» Prompt: What is needed here is an exact printout of the data, with no pictures included.

Segment Start: Input for this task

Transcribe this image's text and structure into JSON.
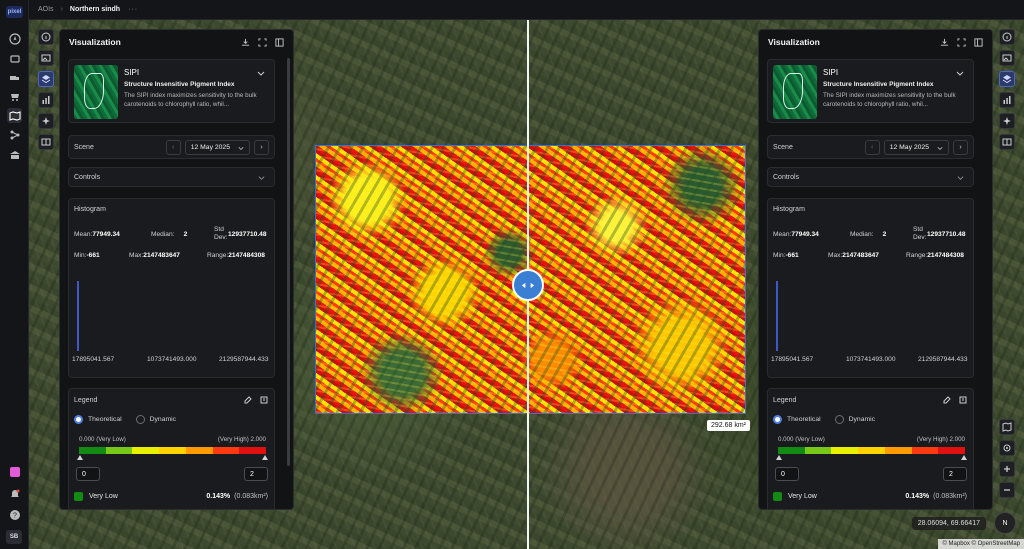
{
  "app": {
    "logo_text": "pixel",
    "user_initials": "SB"
  },
  "breadcrumb": {
    "root": "AOIs",
    "current": "Northern sindh",
    "more": "···"
  },
  "map": {
    "area_label": "292.68 km²",
    "coordinates": "28.06094, 69.66417",
    "compass": "N",
    "attribution": "© Mapbox © OpenStreetMap"
  },
  "panels": [
    {
      "title": "Visualization",
      "index": {
        "name": "SIPI",
        "full_name": "Structure Insensitive Pigment Index",
        "description": "The SIPI index maximizes sensitivity to the bulk carotenoids to chlorophyll ratio, whil..."
      },
      "scene": {
        "label": "Scene",
        "date": "12 May 2025",
        "prev": "‹",
        "next": "›"
      },
      "controls": {
        "label": "Controls"
      },
      "histogram": {
        "title": "Histogram",
        "mean_label": "Mean:",
        "mean": "77949.34",
        "median_label": "Median:",
        "median": "2",
        "std_label": "Std Dev:",
        "std": "12937710.48",
        "min_label": "Min:",
        "min": "-661",
        "max_label": "Max:",
        "max": "2147483647",
        "range_label": "Range:",
        "range": "2147484308",
        "axis": [
          "17895041.567",
          "1073741493.000",
          "2129587944.433"
        ]
      },
      "legend": {
        "title": "Legend",
        "theoretical": "Theoretical",
        "dynamic": "Dynamic",
        "low_label": "0.000 (Very Low)",
        "high_label": "(Very High) 2.000",
        "min_value": "0",
        "max_value": "2",
        "item_name": "Very Low",
        "item_pct": "0.143%",
        "item_area": "(0.083km²)"
      }
    },
    {
      "title": "Visualization",
      "index": {
        "name": "SIPI",
        "full_name": "Structure Insensitive Pigment Index",
        "description": "The SIPI index maximizes sensitivity to the bulk carotenoids to chlorophyll ratio, whil..."
      },
      "scene": {
        "label": "Scene",
        "date": "12 May 2025",
        "prev": "‹",
        "next": "›"
      },
      "controls": {
        "label": "Controls"
      },
      "histogram": {
        "title": "Histogram",
        "mean_label": "Mean:",
        "mean": "77949.34",
        "median_label": "Median:",
        "median": "2",
        "std_label": "Std Dev:",
        "std": "12937710.48",
        "min_label": "Min:",
        "min": "-661",
        "max_label": "Max:",
        "max": "2147483647",
        "range_label": "Range:",
        "range": "2147484308",
        "axis": [
          "17895041.567",
          "1073741493.000",
          "2129587944.433"
        ]
      },
      "legend": {
        "title": "Legend",
        "theoretical": "Theoretical",
        "dynamic": "Dynamic",
        "low_label": "0.000 (Very Low)",
        "high_label": "(Very High) 2.000",
        "min_value": "0",
        "max_value": "2",
        "item_name": "Very Low",
        "item_pct": "0.143%",
        "item_area": "(0.083km²)"
      }
    }
  ],
  "legend_ramp": [
    "#138a13",
    "#78c81a",
    "#e6f000",
    "#ffd200",
    "#ff9b00",
    "#ff3a10",
    "#e01010"
  ],
  "colors": {
    "accent": "#4f7fe6",
    "aoi_border": "#3a6fd8"
  }
}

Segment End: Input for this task

» Result for this task:
Transcribe this image's text and structure into JSON.
{
  "app": {
    "logo_text": "pixel",
    "user_initials": "SB"
  },
  "breadcrumb": {
    "root": "AOIs",
    "current": "Northern sindh",
    "more": "···"
  },
  "map": {
    "area_label": "292.68 km²",
    "coordinates": "28.06094, 69.66417",
    "compass": "N",
    "attribution": "© Mapbox © OpenStreetMap"
  },
  "panels": [
    {
      "title": "Visualization",
      "index": {
        "name": "SIPI",
        "full_name": "Structure Insensitive Pigment Index",
        "description": "The SIPI index maximizes sensitivity to the bulk carotenoids to chlorophyll ratio, whil..."
      },
      "scene": {
        "label": "Scene",
        "date": "12 May 2025",
        "prev": "‹",
        "next": "›"
      },
      "controls": {
        "label": "Controls"
      },
      "histogram": {
        "title": "Histogram",
        "mean_label": "Mean:",
        "mean": "77949.34",
        "median_label": "Median:",
        "median": "2",
        "std_label": "Std Dev:",
        "std": "12937710.48",
        "min_label": "Min:",
        "min": "-661",
        "max_label": "Max:",
        "max": "2147483647",
        "range_label": "Range:",
        "range": "2147484308",
        "axis": [
          "17895041.567",
          "1073741493.000",
          "2129587944.433"
        ]
      },
      "legend": {
        "title": "Legend",
        "theoretical": "Theoretical",
        "dynamic": "Dynamic",
        "low_label": "0.000 (Very Low)",
        "high_label": "(Very High) 2.000",
        "min_value": "0",
        "max_value": "2",
        "item_name": "Very Low",
        "item_pct": "0.143%",
        "item_area": "(0.083km²)"
      }
    },
    {
      "title": "Visualization",
      "index": {
        "name": "SIPI",
        "full_name": "Structure Insensitive Pigment Index",
        "description": "The SIPI index maximizes sensitivity to the bulk carotenoids to chlorophyll ratio, whil..."
      },
      "scene": {
        "label": "Scene",
        "date": "12 May 2025",
        "prev": "‹",
        "next": "›"
      },
      "controls": {
        "label": "Controls"
      },
      "histogram": {
        "title": "Histogram",
        "mean_label": "Mean:",
        "mean": "77949.34",
        "median_label": "Median:",
        "median": "2",
        "std_label": "Std Dev:",
        "std": "12937710.48",
        "min_label": "Min:",
        "min": "-661",
        "max_label": "Max:",
        "max": "2147483647",
        "range_label": "Range:",
        "range": "2147484308",
        "axis": [
          "17895041.567",
          "1073741493.000",
          "2129587944.433"
        ]
      },
      "legend": {
        "title": "Legend",
        "theoretical": "Theoretical",
        "dynamic": "Dynamic",
        "low_label": "0.000 (Very Low)",
        "high_label": "(Very High) 2.000",
        "min_value": "0",
        "max_value": "2",
        "item_name": "Very Low",
        "item_pct": "0.143%",
        "item_area": "(0.083km²)"
      }
    }
  ],
  "legend_ramp": [
    "#138a13",
    "#78c81a",
    "#e6f000",
    "#ffd200",
    "#ff9b00",
    "#ff3a10",
    "#e01010"
  ],
  "colors": {
    "accent": "#4f7fe6",
    "aoi_border": "#3a6fd8"
  }
}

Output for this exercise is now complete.